Activity: Determine how many lines in the entries below hold "transcript". Respond with that number only.
------------------------------------------------
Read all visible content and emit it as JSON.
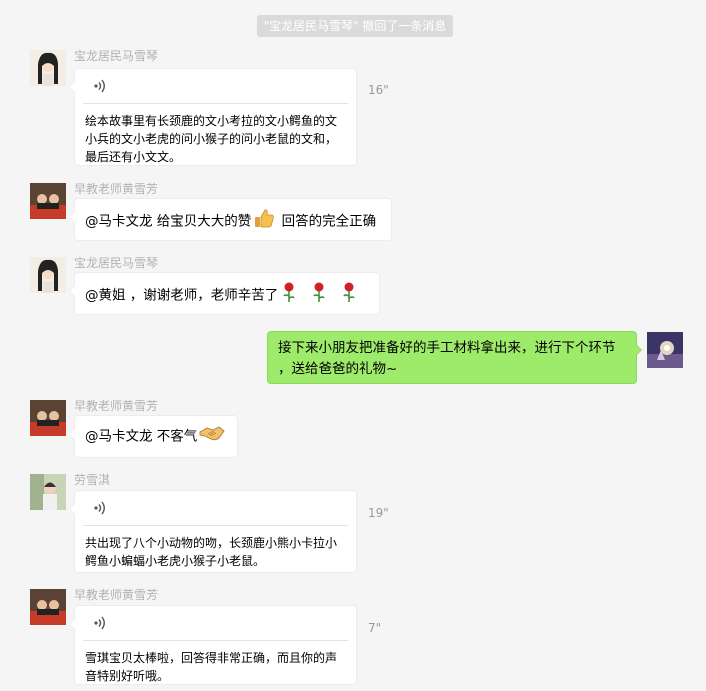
{
  "system_notice": "\"宝龙居民马雪琴\" 撤回了一条消息",
  "messages": [
    {
      "sender": "宝龙居民马雪琴",
      "duration": "16\"",
      "transcript": "绘本故事里有长颈鹿的文小考拉的文小鳄鱼的文小兵的文小老虎的问小猴子的问小老鼠的文和，最后还有小文文。"
    },
    {
      "sender": "早教老师黄雪芳",
      "text_a": "@马卡文龙 给宝贝大大的赞",
      "text_b": " 回答的完全正确"
    },
    {
      "sender": "宝龙居民马雪琴",
      "text": "@黄姐 ，谢谢老师，老师辛苦了"
    },
    {
      "text_line1": "接下来小朋友把准备好的手工材料拿出来，进行下个环节",
      "text_line2": "，送给爸爸的礼物~"
    },
    {
      "sender": "早教老师黄雪芳",
      "text": "@马卡文龙 不客气"
    },
    {
      "sender": "劳雪淇",
      "duration": "19\"",
      "transcript": "共出现了八个小动物的吻，长颈鹿小熊小卡拉小鳄鱼小蝙蝠小老虎小猴子小老鼠。"
    },
    {
      "sender": "早教老师黄雪芳",
      "duration": "7\"",
      "transcript": "雪琪宝贝太棒啦，回答得非常正确，而且你的声音特别好听哦。"
    }
  ],
  "icons": {
    "voice": "voice-wave-icon",
    "thumb": "thumbs-up-icon",
    "rose": "rose-icon",
    "handshake": "handshake-icon"
  }
}
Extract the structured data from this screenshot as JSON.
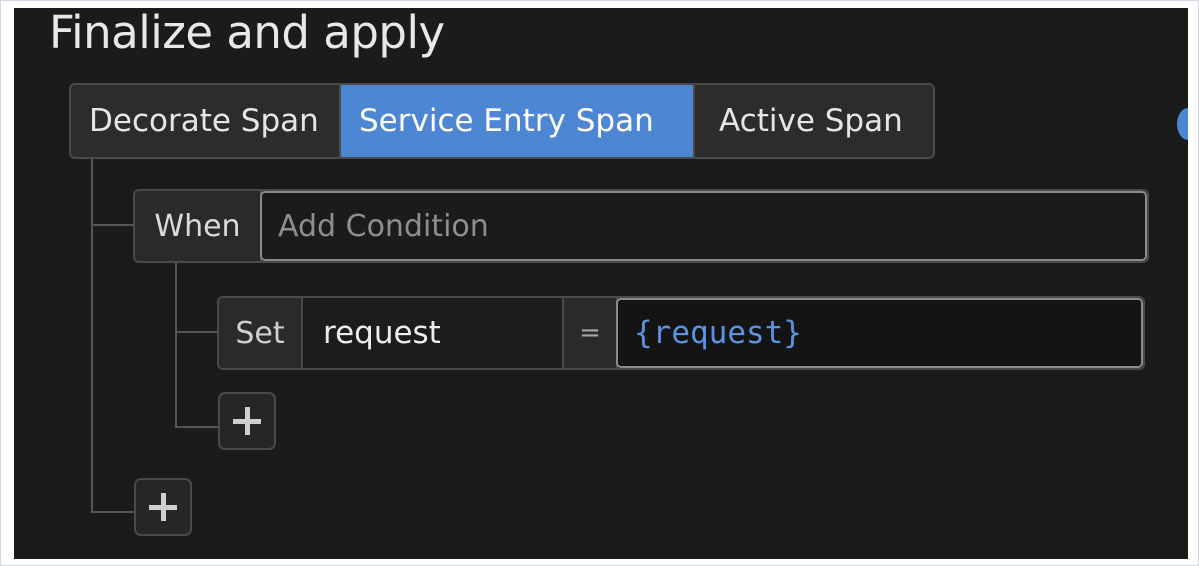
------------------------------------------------
Answer below: 3